At Amadlelo-Agri Mavhungu was introduced to pasture-based dairying, which requires close attention to maintaining a productive balance between soil, grass, cows and milk. A far more complex and intense management requirement than TMR dairies, pasture-based dairy farming, when done right, is far more profitable and sustainable. But the meticulous management of the latter is no easy feat, especially in a country that is prone to drought. Mavhungu has however excelled in his ability to manage the pasture in such a way that the dairy has remained in business.
Drought forces Mavhungu to pivot
The recent drought, which ran through three consecutive seasons from late 2014 to early 2018, brought many farmers to their knees and while Mavhungu was not spared, he notes that the drought was a great teacher.
“In the beginning we were in denial. We kept saying the rain would come. It didn’t. So, we made the call to destock, because we were confronted with the reality of what would happen if we did not. 2017 was a difficult year, but we came out of it smarter farmers.”
During destocking, Mavhungu culled cows on productivity and problems. Animals with below average yields and repeat health problems went. He says that he learnt that he could actually do better with fewer cows, which was a significant realisation.
With limited water, pasture-based dairies struggle to survive and at one of the farms, Keiskamma Hoek, Mavhungu was forced to shut down 160 hectares of pasture allocated to dry stock and heifers. This made up 20% of his total pasture. He explains that during the drought they learnt that it is better to irrigate a smaller piece of land properly than to try and spread the water out thinly over a bigger area.
‘Protests will come and go but if I lose my animals, that loss is permanent.’
The farms, leased from communities and land beneficiaries, are remotely located which makes for challenging logistics, in addition to community service protests that block farm access to input suppliers. This has put Mavhungu’s people and negotiating skills to the test. “You have to learn to negotiate in situations you could not possibly have expected, way outside your boundaries.

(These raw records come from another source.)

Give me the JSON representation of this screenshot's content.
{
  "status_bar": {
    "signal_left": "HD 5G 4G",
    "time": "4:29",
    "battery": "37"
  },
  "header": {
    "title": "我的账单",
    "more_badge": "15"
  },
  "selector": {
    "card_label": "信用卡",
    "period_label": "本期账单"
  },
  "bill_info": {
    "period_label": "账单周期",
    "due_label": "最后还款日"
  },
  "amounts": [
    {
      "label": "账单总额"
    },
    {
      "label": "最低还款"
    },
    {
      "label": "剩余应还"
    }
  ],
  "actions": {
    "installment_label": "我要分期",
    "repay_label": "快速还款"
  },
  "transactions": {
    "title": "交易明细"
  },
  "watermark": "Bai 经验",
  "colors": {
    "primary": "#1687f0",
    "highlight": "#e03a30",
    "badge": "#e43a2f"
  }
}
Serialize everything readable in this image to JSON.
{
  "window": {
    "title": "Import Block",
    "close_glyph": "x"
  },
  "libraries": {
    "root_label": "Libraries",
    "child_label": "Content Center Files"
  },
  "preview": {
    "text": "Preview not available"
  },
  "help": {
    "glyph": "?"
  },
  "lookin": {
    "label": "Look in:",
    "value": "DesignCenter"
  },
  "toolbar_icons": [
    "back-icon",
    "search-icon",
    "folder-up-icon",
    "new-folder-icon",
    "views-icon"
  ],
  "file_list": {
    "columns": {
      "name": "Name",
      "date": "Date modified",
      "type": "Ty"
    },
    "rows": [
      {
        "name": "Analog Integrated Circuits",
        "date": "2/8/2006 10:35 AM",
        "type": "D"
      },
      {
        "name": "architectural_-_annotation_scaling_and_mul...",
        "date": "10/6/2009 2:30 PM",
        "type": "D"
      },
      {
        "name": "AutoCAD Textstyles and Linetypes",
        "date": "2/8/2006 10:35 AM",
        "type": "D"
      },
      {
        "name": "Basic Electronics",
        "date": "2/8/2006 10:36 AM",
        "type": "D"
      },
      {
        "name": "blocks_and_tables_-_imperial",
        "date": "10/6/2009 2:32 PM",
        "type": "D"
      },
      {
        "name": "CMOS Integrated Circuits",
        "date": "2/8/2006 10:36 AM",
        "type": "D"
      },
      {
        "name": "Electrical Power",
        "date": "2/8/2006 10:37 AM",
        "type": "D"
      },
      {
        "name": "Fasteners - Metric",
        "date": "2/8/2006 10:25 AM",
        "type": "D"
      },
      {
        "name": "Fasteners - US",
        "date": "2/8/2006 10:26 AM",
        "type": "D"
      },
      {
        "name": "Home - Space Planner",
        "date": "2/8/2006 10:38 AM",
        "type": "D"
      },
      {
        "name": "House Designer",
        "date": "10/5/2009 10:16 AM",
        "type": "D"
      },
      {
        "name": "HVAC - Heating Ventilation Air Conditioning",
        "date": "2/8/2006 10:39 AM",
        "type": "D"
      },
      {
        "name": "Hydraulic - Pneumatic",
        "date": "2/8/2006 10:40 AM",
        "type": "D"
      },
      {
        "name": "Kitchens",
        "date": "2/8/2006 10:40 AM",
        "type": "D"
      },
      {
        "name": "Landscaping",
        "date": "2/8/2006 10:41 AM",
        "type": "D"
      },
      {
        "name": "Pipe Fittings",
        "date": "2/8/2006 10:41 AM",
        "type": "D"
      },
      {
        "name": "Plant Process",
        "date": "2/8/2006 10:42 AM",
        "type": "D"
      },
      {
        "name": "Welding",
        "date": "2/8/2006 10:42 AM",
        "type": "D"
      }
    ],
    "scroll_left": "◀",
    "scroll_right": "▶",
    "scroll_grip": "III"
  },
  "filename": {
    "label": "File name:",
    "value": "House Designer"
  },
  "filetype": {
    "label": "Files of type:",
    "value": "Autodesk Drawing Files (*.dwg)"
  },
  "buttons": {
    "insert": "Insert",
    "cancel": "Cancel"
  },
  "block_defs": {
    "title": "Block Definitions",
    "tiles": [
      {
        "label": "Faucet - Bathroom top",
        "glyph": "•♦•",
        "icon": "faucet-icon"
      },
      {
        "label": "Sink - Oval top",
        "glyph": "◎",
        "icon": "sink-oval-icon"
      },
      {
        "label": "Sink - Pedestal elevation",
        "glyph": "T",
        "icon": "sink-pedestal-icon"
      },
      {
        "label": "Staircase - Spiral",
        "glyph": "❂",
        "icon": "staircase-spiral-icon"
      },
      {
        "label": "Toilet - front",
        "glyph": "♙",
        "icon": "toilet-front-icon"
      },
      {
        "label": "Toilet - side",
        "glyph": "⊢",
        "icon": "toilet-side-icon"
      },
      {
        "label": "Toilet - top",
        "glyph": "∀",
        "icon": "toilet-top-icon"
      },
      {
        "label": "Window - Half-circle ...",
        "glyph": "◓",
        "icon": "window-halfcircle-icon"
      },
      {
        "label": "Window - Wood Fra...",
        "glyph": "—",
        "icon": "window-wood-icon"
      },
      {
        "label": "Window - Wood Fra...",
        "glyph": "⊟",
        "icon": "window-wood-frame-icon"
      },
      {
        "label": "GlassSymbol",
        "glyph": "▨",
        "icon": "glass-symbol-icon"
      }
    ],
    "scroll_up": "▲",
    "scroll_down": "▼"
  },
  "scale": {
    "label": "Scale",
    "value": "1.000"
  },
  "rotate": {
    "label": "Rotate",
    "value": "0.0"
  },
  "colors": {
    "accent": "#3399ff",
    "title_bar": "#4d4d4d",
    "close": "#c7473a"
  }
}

“For example, one of our input suppliers would not deliver to the farm at one stage because their drivers were being intimidated by protestors who were also threatening to burn their trucks. I had to approach the protest leader and explain to him that although I was behind the community’s call for improved services, I could not allow anyone to stop inputs coming in. Protests will come and go but if I lose my animals, that loss is permanent.”
The protestors lifted the blockade to Keiskamma Hoek for the trucks, even supplying an escort for the trucks.
There is no doubt that Mavhungu has a wealth of knowledge and wisdom to pass on to emerging farmers. His no-nonsense approach is respected by his students, who are asked for absolute commitment if they wish to progress.
He believes in positioning his mentees so that they become aware of their capacity and move steadily closer to realising their potential. “The first thing I teach is business principles; these are not negotiable. Once the lesson has been learnt, managers must present budgets to which they are held. Personal financial health is another important aspect for farm managers, many of whom neglect personal finances to their detriment.”
Commenting on the ups and downs that a mentor experiences, he quips that pushing his mentees to find practical solutions to problems offers so much reward when the students have breakthrough moments and finally realise what they are capable of. “The teaching brings longer hours to already long days, but it is so rewarding. There is joy in teaching and uplifting people which energises me.”